  • If you see someone else sharing a story you know to be untrue, speak up (but don’t be a dick).
  • It is extreeeeeeeeemely difficult to dissuade someone from believing something. 
    • When someone has internalized a belief and made it part of their identity, attacking that belief feels to them like you’re attacking them personally. They become defensive and work even harder to justify that belief to themselves.
    • The debunker becomes the bad guy, and any facts you present are written off as coming from biased sources.
  • Instead, try asking questions. Where did you hear this information? Do you know the person who shared it? How did it make you feel when you read it or saw it? Have you ever heard of that happening before? Why do you think it’s interesting or believable?
  • Don’t publicly humiliate them. Send them a private message or better yet, speak in person.
  • Consider what else is going on in their life. Is there trouble at home or at work? These may be sources of anxiety they’re unknowingly trying to soothe with conspiracies as a distraction.
  • If you need to go low- or no-contact with someone, do what is best for yourself.
  • But also consider that conspiracy believers are often socially isolated, and their conspiracy groups give them a sense of community. Perhaps engage on neutral topics – go ahead and comment on Aunt Shirley’s cat pictures, but do not engage when she starts talking about the Flat Earth.
    • Encourage them to spend less time online. Just taking a break from social media can loosen the grip it has over them. Spend time with them in person, away from triggers like television. Remind them of the hobbies and pastimes they used to enjoy before becoming entrenched in conspiracy.
  • Set a good example. Sharing real, verifiable news – and mentioning why you know it’s true – on social media can expose people to another point of view. But don’t target your posts at anyone, or engage in arguments in the comments. 
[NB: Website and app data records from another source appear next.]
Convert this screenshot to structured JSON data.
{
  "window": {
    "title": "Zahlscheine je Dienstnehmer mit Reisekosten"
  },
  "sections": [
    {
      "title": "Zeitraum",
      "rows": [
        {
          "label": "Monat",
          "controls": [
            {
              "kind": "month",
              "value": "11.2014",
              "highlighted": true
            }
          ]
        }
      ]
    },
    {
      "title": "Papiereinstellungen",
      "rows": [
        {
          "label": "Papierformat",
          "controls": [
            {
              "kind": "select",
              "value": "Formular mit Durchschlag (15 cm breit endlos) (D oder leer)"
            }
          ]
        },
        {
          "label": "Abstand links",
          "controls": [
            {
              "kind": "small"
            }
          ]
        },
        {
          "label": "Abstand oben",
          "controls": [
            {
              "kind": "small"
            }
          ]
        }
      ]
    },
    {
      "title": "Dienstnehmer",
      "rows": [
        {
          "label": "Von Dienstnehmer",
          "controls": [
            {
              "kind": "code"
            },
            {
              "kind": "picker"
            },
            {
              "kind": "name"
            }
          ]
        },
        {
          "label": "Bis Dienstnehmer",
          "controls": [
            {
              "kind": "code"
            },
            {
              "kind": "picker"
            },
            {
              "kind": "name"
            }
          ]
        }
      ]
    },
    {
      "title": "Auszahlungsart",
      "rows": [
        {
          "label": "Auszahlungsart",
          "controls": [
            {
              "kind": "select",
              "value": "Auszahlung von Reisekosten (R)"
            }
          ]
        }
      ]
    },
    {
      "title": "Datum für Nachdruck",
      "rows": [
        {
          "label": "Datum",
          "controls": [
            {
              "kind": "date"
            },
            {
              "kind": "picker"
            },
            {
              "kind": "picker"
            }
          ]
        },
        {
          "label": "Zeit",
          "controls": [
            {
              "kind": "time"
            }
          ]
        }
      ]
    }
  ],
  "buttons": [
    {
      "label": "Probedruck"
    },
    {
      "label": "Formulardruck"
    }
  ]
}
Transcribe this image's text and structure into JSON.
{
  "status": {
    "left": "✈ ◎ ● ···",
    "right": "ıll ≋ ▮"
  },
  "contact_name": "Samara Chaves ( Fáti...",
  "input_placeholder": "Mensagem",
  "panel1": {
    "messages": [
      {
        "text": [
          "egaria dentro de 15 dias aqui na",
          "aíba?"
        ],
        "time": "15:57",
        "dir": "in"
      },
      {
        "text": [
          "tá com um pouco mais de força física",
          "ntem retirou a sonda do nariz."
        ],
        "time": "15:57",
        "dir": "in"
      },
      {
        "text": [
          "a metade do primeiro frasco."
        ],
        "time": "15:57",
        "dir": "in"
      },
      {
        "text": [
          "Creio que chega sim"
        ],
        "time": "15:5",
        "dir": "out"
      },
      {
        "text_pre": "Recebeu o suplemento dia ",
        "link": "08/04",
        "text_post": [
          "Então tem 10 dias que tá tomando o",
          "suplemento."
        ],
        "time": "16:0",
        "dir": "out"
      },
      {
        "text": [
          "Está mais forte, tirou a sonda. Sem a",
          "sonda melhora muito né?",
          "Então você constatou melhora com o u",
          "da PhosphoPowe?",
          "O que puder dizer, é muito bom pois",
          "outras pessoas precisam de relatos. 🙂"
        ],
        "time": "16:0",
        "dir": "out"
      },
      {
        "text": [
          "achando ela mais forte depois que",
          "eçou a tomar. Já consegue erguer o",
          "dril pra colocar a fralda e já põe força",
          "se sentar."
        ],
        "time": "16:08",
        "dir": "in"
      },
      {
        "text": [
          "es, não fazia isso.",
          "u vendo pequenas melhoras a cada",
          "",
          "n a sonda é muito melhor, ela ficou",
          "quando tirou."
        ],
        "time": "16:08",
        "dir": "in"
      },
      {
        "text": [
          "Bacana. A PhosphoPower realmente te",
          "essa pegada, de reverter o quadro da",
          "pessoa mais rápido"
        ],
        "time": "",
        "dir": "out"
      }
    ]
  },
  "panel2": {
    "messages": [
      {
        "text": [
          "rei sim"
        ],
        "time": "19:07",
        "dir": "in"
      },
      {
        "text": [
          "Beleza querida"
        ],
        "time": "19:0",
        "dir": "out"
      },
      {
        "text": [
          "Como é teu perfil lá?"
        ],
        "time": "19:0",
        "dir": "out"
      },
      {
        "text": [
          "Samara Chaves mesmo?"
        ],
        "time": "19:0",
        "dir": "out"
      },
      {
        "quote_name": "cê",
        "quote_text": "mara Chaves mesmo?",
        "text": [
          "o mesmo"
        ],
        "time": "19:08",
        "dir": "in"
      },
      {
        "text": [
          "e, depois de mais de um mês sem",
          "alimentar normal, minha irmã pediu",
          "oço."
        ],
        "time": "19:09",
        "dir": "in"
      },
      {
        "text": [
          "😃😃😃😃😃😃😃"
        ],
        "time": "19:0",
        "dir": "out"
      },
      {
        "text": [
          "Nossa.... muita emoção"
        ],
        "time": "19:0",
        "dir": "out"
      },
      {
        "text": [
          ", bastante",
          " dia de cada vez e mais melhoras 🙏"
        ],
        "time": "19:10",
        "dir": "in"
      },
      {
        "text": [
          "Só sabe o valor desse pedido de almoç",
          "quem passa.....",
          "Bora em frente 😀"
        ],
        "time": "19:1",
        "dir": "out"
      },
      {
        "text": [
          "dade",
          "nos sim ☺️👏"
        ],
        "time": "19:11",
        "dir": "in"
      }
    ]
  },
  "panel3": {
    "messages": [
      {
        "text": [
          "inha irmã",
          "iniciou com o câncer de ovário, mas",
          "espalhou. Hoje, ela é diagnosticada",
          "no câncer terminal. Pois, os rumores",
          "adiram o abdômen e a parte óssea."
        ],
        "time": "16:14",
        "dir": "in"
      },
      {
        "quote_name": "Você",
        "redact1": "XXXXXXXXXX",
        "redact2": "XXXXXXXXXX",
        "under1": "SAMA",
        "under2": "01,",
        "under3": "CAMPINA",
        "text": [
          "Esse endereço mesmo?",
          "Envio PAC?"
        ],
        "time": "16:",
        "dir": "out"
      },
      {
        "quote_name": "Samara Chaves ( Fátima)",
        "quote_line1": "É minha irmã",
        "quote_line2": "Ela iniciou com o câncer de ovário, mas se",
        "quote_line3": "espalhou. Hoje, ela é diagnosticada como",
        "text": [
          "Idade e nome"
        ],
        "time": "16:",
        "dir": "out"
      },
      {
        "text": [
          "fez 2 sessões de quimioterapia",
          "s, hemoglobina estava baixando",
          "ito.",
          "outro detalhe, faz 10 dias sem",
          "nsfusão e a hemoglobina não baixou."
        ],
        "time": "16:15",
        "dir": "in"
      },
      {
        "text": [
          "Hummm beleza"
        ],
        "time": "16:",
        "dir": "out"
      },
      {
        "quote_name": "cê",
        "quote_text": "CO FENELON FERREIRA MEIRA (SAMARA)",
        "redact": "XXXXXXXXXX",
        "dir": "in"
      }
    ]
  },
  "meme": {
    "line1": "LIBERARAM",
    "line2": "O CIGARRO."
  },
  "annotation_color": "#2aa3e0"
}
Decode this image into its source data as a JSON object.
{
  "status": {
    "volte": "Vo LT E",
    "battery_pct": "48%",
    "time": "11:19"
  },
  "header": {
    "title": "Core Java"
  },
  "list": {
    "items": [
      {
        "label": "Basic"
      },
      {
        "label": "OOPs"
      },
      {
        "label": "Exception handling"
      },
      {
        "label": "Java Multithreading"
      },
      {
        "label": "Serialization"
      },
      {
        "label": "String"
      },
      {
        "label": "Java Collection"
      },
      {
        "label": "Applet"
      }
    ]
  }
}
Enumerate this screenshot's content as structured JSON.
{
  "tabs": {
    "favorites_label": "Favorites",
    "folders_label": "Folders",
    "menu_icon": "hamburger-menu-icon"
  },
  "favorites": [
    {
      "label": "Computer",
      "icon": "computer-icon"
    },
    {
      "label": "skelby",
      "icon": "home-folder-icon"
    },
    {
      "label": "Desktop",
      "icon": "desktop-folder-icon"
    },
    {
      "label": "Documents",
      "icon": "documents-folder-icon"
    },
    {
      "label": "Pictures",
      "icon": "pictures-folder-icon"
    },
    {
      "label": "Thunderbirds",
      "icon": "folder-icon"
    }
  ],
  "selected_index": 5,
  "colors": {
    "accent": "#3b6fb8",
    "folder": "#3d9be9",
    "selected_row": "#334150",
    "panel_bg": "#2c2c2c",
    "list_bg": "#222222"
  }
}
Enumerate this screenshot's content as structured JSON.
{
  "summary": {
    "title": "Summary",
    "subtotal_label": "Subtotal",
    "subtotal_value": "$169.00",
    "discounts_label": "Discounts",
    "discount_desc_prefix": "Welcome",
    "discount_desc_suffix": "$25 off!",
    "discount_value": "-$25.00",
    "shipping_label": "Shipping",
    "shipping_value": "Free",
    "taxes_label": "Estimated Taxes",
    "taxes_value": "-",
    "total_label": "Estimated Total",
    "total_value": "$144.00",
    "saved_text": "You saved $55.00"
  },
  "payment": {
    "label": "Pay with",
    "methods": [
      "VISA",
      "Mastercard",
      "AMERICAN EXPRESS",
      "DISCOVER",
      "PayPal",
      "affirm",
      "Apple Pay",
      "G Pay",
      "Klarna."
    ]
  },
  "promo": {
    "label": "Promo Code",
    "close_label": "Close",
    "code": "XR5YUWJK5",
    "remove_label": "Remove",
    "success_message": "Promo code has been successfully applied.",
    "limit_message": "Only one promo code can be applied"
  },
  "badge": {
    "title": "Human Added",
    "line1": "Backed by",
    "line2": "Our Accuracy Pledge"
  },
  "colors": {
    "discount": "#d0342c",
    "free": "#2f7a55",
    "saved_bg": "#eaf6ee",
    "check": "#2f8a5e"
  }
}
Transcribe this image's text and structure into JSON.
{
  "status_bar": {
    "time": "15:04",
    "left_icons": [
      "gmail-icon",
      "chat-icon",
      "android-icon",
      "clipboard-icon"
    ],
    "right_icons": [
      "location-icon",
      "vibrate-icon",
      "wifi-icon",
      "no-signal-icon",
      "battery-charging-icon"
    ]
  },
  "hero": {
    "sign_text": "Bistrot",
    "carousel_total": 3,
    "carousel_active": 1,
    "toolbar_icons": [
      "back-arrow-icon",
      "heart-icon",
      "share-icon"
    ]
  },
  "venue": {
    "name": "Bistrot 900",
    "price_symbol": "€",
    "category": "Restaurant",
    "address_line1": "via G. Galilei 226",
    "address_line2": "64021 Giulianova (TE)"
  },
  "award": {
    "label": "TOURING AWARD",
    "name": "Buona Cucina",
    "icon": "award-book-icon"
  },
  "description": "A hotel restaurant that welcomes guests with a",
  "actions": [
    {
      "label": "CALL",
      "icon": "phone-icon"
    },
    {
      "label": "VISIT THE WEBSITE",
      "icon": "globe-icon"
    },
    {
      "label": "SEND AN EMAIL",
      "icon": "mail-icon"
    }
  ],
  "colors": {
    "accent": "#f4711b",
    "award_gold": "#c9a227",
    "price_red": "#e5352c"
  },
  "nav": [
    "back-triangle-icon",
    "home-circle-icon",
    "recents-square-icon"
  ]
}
    • People who like to say they do “research” are more likely to believe an article they find themselves, as opposed to something sent to them. It’s a kind of gamification of conspiracy theory.